MANCHESTER, N.H., Sept. 21 (UPI) -- New Hampshire officials say there is an "extremely low risk" of infection for people who may have been exposed to surgical equipment used on a patient who died.
The patient died after undergoing neurological surgery this year at Catholic Medical Center in Manchester, CNN reported Saturday.
Health officials have confirmed the patient suffered from sporadic Creutzfeldt-Jakob disease, a rare, always-fatal degenerative brain disease.
"Though we are not surprised by the test results, we are saddened by the toll this disease takes on families," said Dr. Jose Montero, New Hampshire's public health director.
By the time the diagnosis was suspected, equipment used in the patient's surgery had already been used on several other patient, possibly exposing them to the disease. Normal sterilization procedures are not enough to rid medical equipment of the disease proteins.
The New Hampshire Department of Health and Human Services said this month eight people who were treated at the Manchester hospital were being monitored for Creutzfeldt-Jakob disease.
Massachusetts health authorities said five patients at Cape Cod Hospital were being watched for the disease because surgeons at that hospital used the same potentially contaminated medical equipment as in the hospital in New Hampshire.

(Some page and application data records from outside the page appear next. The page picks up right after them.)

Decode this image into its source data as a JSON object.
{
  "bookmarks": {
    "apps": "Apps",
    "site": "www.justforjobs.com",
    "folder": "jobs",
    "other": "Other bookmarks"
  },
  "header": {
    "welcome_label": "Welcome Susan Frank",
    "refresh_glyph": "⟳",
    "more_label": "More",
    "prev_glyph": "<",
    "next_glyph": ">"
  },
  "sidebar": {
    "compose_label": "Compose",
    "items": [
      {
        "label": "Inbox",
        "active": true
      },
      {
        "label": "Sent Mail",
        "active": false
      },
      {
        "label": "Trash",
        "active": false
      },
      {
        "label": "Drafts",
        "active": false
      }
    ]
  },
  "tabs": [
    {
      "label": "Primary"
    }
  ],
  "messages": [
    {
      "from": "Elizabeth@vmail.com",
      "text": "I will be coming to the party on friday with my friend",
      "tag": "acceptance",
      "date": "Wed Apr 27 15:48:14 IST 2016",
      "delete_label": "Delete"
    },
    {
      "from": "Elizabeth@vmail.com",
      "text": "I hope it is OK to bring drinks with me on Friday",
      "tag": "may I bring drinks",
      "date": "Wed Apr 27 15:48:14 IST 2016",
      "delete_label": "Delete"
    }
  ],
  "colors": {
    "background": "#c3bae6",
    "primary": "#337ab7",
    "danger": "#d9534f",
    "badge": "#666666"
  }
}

"We let them know we will continue to help and support them and to monitor their health going forward," said hospital president Dr. Joseph Pepe, "even though the risk is extremely low that any of these patients was infected."